Pending home sales across the state rose strongly in March, the Massachusetts Association of Realtors (MAR) reported.  According to MAR’s March Future Indicators Report, there was a 14.4 percent increase in accepted offers for single family homes since same time last year. The median price of accepted contracts was up to $320,000, from $314,063 in March 2014.

March single family pending sales rose to 4,836 compared with 4,226 in March 2014.

Condominium pending sales also rose, up 12.1 percent to 2,135 in March 2015, compared with 1,905 in March 2014.

“While Massachusetts was still covered with snow in March, homebuyers were out there and made offers that were ultimately accepted,” 2015 MAR President Corinne Fitzgerald, broker-owner of Fitzgerald Real Estate in Greenfield, said in a statement. “We know that as the temperature rises, so will the amount of offers being made this spring.”

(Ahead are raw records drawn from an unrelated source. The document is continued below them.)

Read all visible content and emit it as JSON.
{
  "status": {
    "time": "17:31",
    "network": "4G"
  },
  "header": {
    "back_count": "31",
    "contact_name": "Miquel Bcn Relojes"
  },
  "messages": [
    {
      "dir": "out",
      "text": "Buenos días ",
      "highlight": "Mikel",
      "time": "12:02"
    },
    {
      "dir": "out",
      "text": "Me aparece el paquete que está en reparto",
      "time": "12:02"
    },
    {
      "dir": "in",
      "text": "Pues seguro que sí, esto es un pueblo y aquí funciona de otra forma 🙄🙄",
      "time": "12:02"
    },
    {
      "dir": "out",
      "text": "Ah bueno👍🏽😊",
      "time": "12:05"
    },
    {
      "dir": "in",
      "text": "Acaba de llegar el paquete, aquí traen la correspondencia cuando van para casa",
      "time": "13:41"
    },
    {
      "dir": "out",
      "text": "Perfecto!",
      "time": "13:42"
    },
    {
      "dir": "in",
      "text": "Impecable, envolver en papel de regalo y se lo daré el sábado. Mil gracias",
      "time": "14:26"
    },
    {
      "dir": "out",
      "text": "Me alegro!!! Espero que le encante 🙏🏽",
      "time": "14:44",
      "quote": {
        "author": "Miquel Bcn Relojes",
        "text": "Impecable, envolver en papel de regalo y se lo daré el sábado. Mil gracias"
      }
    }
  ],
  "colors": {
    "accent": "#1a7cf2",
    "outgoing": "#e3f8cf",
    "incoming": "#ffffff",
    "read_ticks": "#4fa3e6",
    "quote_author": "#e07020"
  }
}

Despite the increase in pendings, agents’ confidence in the strength of the market dipped slightly in March; year-over-year, MAR’s confidence index has been down 15 of the past 16 months. In March, MAR’s Realtor Market Confidence Index fell 0.5 percent compared with the same time last year, to 69.18 from 69.5 in March 2014. However, Realtors were less worried about prices continuing their rise, with the Realtor Price Confidence Index slipping 1 percent to 78.88 in March compared with 79.69 in March 2014.

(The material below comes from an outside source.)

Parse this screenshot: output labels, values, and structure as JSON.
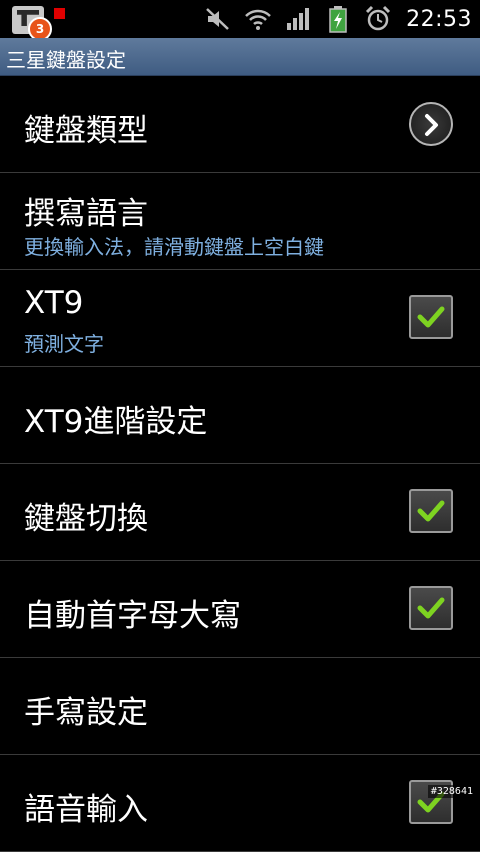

However, the trade group pointed out, March 2015 is the highest the RMCI has been since March 2014, and the fourth time the RPCI has been at 70 or above since August 2014. Index numbers greater than 50 indicate belief in strong market conditions.

“Pent up buyer and seller demand from the winter has lifted the overall confidence level of Realtors when it comes to the market and prices as we head full on into the spring market,” said Fitzgerald.

MAR also surveyed its agents on the question of whether the brutal winter of 2014-2015 had made condo purchases more appealing to their clients, since condo owners often escape the shoveling and roof-raking required of single-family owners. Of the agents who responded, 62 percent indicated that the record snow had not sparked an increase in discussion of the topic of condo living. However, 30 percent of the respondents reported the record winter did make a difference, with 3 percent of agents reporting that most of their clients discussed it and 27 percent reported that the discussion happened more than normal. Finally, 8 percent of the respondents indicated that their buyer and seller clients didn’t differentiate between living in a single-family home or condo, just that they wanted to move to a warm climate and skip winter altogether.

MAR: Pending Home Sales Rise In March, A Hopeful Sign For Spring

by Banker & Tradesman time to read: 2 min